> Web page and app entries:
====
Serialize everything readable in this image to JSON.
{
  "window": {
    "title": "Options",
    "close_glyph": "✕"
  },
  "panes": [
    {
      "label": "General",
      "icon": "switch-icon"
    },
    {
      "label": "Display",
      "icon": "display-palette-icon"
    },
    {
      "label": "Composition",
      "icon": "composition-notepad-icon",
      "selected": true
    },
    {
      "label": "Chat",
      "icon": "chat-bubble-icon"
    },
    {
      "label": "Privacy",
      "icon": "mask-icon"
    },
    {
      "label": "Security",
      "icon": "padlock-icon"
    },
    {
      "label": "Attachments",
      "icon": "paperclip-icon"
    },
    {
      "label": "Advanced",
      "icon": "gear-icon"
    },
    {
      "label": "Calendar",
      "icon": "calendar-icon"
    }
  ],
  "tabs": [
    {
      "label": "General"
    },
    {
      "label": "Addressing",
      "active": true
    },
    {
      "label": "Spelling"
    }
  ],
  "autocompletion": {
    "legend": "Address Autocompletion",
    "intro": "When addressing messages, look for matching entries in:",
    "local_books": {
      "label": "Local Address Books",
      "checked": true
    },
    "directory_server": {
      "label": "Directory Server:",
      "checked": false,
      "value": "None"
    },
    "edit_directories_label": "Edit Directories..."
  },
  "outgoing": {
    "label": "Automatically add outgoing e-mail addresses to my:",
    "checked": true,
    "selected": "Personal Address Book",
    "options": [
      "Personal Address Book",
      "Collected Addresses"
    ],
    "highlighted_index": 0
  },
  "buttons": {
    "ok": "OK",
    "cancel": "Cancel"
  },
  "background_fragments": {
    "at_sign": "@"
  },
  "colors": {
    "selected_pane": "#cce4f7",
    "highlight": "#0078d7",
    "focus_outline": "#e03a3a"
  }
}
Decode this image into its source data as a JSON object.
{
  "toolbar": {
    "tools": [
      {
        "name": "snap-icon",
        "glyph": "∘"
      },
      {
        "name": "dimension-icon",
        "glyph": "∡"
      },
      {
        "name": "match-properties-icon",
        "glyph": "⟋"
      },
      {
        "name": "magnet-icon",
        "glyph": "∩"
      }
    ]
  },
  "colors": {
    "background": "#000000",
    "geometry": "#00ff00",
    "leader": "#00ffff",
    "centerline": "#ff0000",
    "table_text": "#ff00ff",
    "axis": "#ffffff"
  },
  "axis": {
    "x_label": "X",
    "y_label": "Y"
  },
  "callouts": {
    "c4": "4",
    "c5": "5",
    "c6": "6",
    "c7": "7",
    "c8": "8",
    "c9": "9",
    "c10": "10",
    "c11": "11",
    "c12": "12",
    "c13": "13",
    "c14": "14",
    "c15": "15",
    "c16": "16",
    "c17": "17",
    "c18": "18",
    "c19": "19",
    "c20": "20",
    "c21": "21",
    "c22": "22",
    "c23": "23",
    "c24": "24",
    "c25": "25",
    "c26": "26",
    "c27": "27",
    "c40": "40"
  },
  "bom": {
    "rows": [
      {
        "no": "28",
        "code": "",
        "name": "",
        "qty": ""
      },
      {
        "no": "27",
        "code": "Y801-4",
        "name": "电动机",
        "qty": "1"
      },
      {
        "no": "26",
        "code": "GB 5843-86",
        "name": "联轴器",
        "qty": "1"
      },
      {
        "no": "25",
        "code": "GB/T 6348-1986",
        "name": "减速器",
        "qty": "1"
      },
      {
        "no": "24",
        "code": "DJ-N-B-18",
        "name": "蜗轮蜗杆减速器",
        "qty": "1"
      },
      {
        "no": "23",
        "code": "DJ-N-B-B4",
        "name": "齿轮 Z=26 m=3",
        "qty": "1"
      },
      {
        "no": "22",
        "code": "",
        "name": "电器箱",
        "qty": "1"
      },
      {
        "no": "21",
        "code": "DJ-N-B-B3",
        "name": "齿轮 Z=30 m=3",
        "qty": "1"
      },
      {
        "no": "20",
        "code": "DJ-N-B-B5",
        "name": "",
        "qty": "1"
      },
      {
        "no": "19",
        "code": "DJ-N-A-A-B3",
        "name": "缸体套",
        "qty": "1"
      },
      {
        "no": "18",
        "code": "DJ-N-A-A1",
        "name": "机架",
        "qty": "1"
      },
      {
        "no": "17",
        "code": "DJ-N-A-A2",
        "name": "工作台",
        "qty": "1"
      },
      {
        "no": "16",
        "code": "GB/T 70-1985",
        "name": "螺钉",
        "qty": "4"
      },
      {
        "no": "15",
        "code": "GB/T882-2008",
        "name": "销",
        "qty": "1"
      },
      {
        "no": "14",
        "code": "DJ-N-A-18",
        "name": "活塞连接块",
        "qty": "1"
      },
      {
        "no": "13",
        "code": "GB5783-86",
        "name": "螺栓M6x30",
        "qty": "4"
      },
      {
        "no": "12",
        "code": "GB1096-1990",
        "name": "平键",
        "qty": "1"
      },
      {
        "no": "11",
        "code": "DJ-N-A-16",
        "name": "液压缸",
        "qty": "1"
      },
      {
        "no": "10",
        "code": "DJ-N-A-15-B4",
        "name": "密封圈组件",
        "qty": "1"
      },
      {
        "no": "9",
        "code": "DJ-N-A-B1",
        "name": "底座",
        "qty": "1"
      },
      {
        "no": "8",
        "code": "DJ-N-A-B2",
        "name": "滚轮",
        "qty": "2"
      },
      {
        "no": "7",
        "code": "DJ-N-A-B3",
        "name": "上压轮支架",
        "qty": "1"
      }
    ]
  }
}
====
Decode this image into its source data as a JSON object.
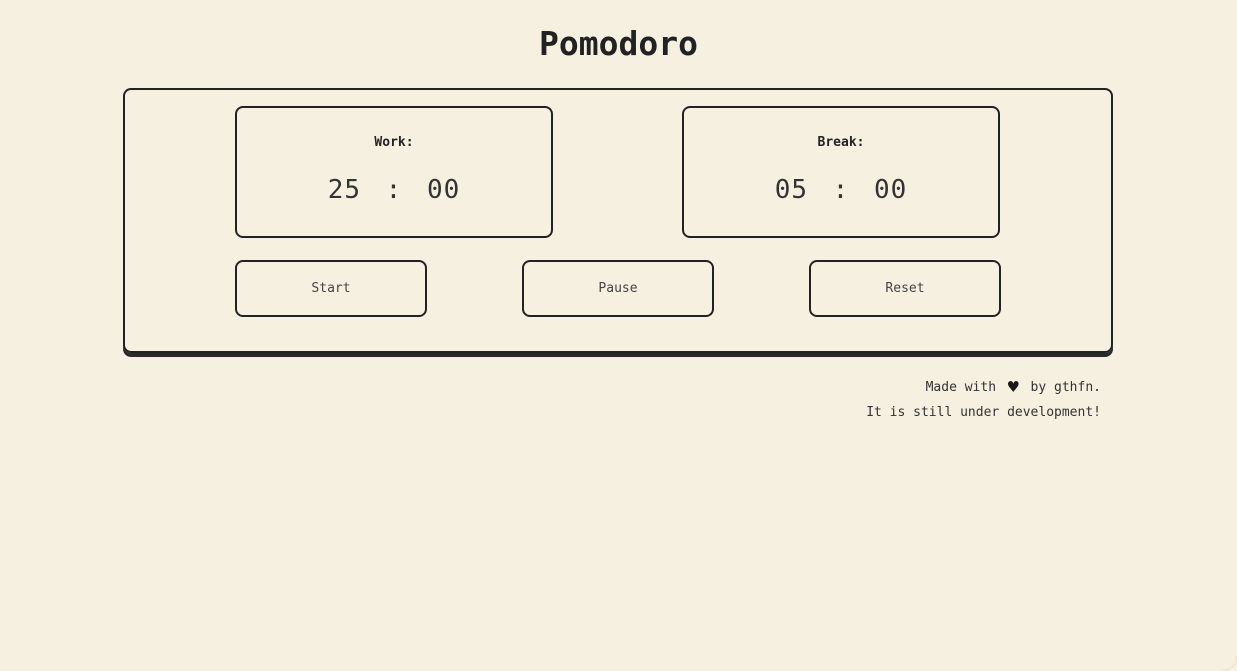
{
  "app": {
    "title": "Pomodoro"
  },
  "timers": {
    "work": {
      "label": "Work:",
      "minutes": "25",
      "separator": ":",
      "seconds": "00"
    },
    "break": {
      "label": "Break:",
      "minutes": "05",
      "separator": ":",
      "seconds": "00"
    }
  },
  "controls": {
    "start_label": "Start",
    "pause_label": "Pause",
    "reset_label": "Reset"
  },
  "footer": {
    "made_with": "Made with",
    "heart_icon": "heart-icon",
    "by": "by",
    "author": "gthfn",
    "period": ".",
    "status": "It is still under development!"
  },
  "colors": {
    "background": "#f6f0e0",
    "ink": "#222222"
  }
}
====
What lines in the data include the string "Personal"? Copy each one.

    "selected": "Personal Address Book",
      "Personal Address Book",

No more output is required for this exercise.